Touching other’s lives, whether it is directly or from afar, can change the direction of one’s day or one’s life, depending upon how long you hold on to that feeling. Kindness begets kindness and perpetuates goodwill. It feels good to know that you have made another human being feel good. Kindness comes at anytime and can be displayed anywhere. Here are 15 ways to consider passing on kindness and making those around you and those not so close a little happier:
- Share at least 1 genuine compliment with anyone you encounter in person or online.
- Do a little more for someone than what they asked, if you see that they are in need.
- Buy a homeless person a warm drink and a blanket on a cold evening.
- Keep an eye out for animals that may need medical care or shelter from the weather.
- Start a Go Fund Me page for someone in dire straits.

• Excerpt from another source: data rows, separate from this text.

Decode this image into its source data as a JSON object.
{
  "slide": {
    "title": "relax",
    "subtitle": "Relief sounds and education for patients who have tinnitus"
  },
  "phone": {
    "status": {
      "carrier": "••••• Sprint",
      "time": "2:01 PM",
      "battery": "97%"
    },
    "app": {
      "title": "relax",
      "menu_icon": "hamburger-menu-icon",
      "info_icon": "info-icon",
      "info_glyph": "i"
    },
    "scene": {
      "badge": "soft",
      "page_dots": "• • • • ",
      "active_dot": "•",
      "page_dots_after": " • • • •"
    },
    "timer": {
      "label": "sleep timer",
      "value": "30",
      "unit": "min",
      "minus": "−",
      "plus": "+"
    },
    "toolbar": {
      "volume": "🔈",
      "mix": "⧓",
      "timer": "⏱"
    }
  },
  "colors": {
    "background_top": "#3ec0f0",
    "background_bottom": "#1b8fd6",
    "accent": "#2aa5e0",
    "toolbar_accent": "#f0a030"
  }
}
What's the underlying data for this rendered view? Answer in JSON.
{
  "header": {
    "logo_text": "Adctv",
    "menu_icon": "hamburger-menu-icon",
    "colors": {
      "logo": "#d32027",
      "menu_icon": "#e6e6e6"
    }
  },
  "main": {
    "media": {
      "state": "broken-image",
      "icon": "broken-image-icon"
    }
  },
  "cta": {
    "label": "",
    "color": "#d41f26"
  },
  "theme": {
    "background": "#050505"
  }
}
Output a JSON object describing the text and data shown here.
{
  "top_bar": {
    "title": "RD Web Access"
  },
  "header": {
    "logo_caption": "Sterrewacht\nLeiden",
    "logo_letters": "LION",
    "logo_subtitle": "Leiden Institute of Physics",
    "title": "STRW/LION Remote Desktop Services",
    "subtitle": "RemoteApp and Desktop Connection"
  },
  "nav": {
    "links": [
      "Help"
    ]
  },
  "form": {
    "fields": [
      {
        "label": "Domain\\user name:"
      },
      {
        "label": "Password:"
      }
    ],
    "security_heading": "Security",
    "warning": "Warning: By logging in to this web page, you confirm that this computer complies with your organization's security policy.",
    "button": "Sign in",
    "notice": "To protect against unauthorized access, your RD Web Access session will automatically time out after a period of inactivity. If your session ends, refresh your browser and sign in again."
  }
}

- Take time out of your day just to listen to someone who needs to be heard, without criticism.
- Offer your expertise to the less fortunate at a reduced rate or for free for your services.
- Join a non-profit board to help get an organization off the ground.
- Buy a cup of coffee, a morning sandwich, a side of fries, or a cookie for the person behind you in line.
- Give the person in line at the grocery store with 1-5 items, the right of way and let them go before you.
- Offer a stranger a smile, a laugh, or just a kind word of encouragement to make their day.
- Be a mentor, a friend, or just be a good listener to those seeking your counsel.
- Offering compassion and understanding to one in need is a wonderful experience.
- A phone call to alleviate a neighbor’s loneliness or sharing homemade cookies with the family down the block can change lives.
- Be kind to yourself and share that feeling with those around you.
Sometimes just being a good listener is enough. Just helping one other can create a chain reaction of goodness. When we assist others, we help ourselves in the process. Be creative in how you make a positive impact in another’s life.
I had a conversation the other day with a good friend who had a hard time seeing eye to eye with me about this tragic government shutdown. I say tragic because during this time, those who are living paycheck to paycheck and those in need of medical care, families trying to pay their rent or mortgage, those who are unsure whether they can pay this month’s heating bill or pay their cat’s vet bill are struggling to get by only because our politicians are unable to relate to the families that they are hurting . For anyone just trying to put food on the table, the shutdown can only make life harder.
Appreciating those calm moments of the day, a good laugh, or even a brief nap, may seem simple daily occurrences that are the good stuff of life that we too often take for granted. Too often, we are waiting for something big to land in our lap, but while we are waiting, we miss some of the crunchy goodness. Simple pleasures are often the best.
Playing with your dog in the first snowfall of the season or watching a seagull soar are just two of the magical moments to savor, treasure, and truly appreciate. These are moments that cost nothing and are beyond any kind of currency.
There is a great deal of kindness out there out but much of it gets silenced by louder voices. Many of the soft voices may not get heard, at first, but in time, with commitment, can lead positive change. Loud and noisy can only do so much, but one soft voice only needs to spark one other person to go viral. When the mission is right, everything can fall into place. Kindness isn’t in short supply, it just may need to be cultivated.
Hardships, shocks, tragedies, disasters, illness, deaths, and life tests will be with the human race as long as we occupy the planet Earth. The question for all of us is how often do you take the time to recognize those not so little moments of your life? It’s so easy to get caught up in daily life and forget to be grateful for those simple and little things. Practice gratitude today!